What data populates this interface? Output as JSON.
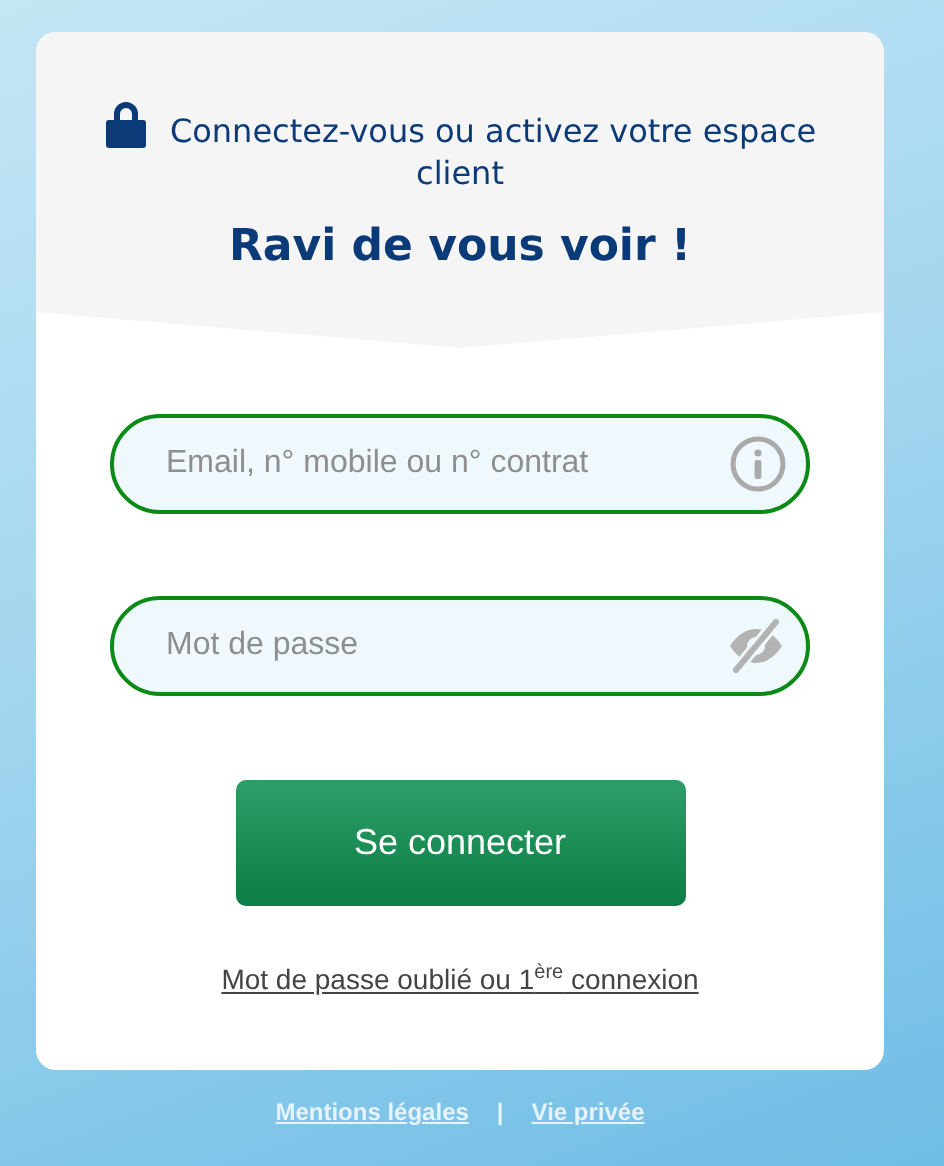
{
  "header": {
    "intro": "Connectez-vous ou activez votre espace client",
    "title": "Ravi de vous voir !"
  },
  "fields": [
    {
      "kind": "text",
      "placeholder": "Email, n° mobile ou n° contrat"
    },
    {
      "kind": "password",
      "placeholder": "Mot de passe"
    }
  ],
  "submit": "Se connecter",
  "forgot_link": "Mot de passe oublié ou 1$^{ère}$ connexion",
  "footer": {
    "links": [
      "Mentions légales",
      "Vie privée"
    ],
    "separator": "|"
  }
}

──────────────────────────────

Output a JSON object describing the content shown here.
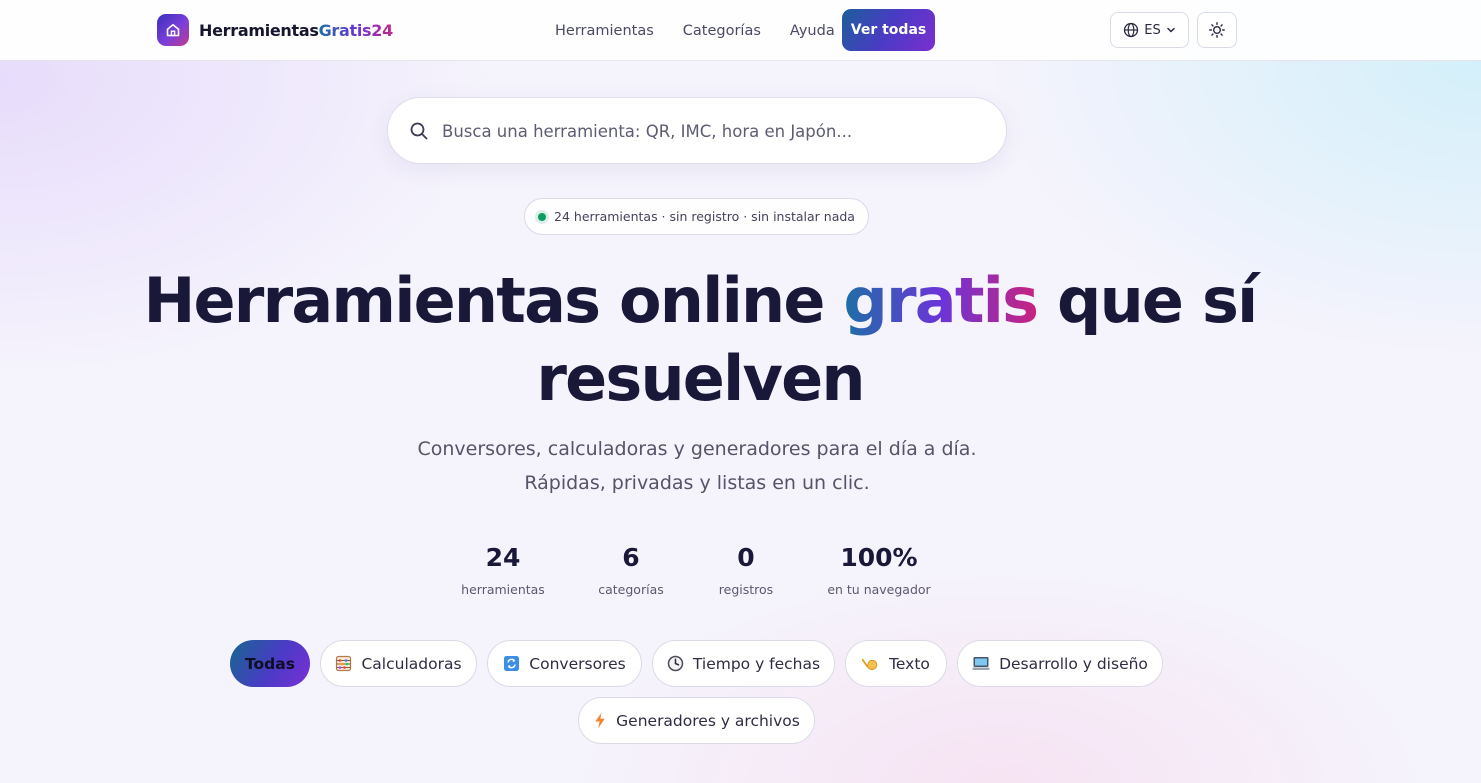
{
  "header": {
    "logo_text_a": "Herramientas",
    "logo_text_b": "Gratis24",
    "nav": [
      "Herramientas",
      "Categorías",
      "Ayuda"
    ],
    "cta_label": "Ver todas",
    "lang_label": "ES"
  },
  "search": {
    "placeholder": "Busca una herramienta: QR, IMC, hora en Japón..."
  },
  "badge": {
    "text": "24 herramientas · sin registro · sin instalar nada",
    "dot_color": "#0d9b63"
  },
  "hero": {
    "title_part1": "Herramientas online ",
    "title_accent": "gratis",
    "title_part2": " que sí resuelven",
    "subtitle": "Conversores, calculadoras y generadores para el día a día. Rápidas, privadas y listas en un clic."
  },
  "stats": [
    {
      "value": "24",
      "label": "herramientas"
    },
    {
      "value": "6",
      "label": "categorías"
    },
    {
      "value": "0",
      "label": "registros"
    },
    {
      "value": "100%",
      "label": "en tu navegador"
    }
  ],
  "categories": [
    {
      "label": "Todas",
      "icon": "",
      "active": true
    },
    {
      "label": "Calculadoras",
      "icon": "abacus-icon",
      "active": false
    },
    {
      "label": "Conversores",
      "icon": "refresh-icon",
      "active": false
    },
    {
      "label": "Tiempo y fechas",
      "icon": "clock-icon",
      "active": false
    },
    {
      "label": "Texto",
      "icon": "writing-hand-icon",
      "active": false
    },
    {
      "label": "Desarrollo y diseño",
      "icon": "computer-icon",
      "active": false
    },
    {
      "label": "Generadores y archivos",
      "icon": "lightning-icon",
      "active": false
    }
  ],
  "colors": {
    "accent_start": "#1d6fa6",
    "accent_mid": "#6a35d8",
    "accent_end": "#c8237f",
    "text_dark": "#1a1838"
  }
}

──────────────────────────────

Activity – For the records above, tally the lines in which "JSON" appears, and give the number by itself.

Solution to this task – 2